One week ago, at approximately 2:50 p.m. on Monday April 15, 2013, two bombs exploded yards away from the Boston Marathon finish line.
Today, The New York Times compiles an extraordinary feature titled 4:09:43, the “final split second of normalcy” before the area turned into a war zone. The Times interviewed the runners and spectators who witnessed the explosion:
David Abel, 41, reporter:
Mr. Abel, a Boston Globe reporter who is currently on sabbatical with a fellowship, was at the event to film a documentary on Juli Windsor, the first female dwarf to run the Boston Marathon. When the bomb went off, he was at the finish line waiting for her to arrive.
Debi Caprio, 50, nurse:
I said out loud, ‘This is how my life is going to end.
Joe Curciro, 63, information security officer:
Mr. Curcio has run about 70 marathons.
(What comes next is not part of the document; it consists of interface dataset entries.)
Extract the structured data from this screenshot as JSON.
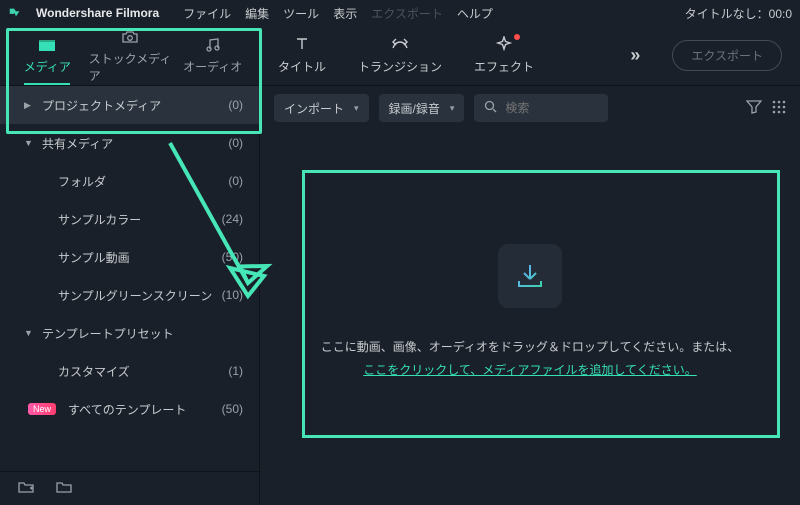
{
  "app": {
    "name": "Wondershare Filmora",
    "title": "タイトルなし：00:0"
  },
  "menus": {
    "file": "ファイル",
    "edit": "編集",
    "tool": "ツール",
    "view": "表示",
    "export": "エクスポート",
    "help": "ヘルプ"
  },
  "primary_tabs": {
    "media": "メディア",
    "stock": "ストックメディア",
    "audio": "オーディオ"
  },
  "secondary_tabs": {
    "title": "タイトル",
    "transition": "トランジション",
    "effect": "エフェクト"
  },
  "export_button": "エクスポート",
  "sidebar": {
    "project_media": {
      "label": "プロジェクトメディア",
      "count": "(0)"
    },
    "shared_media": {
      "label": "共有メディア",
      "count": "(0)"
    },
    "folder": {
      "label": "フォルダ",
      "count": "(0)"
    },
    "sample_color": {
      "label": "サンプルカラー",
      "count": "(24)"
    },
    "sample_video": {
      "label": "サンプル動画",
      "count": "(50)"
    },
    "sample_green": {
      "label": "サンプルグリーンスクリーン",
      "count": "(10)"
    },
    "template_preset": {
      "label": "テンプレートプリセット"
    },
    "customize": {
      "label": "カスタマイズ",
      "count": "(1)"
    },
    "all_templates": {
      "label": "すべてのテンプレート",
      "count": "(50)",
      "badge": "New"
    }
  },
  "main_toolbar": {
    "import": "インポート",
    "record": "録画/録音",
    "search_placeholder": "検索"
  },
  "dropzone": {
    "line1": "ここに動画、画像、オーディオをドラッグ＆ドロップしてください。または、",
    "link": "ここをクリックして、メディアファイルを追加してください。"
  }
}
His plan was to run the Boston Marathon every five years to keep it special for him, but after the events of last week, he is determined to go back next year.
Lisa Baragiola, 49, dietitian:
There’s a camaraderie among runners anyway, but I think this whole incident has brought the running community even closer together.
Kim Boglarski, 27, school psychologist:
A woman handed me a Kleenex to hold on my head. We weren’t sure if we should stay or run. I put my head down and started crying.
Worth reading these stories. And listening to the audio.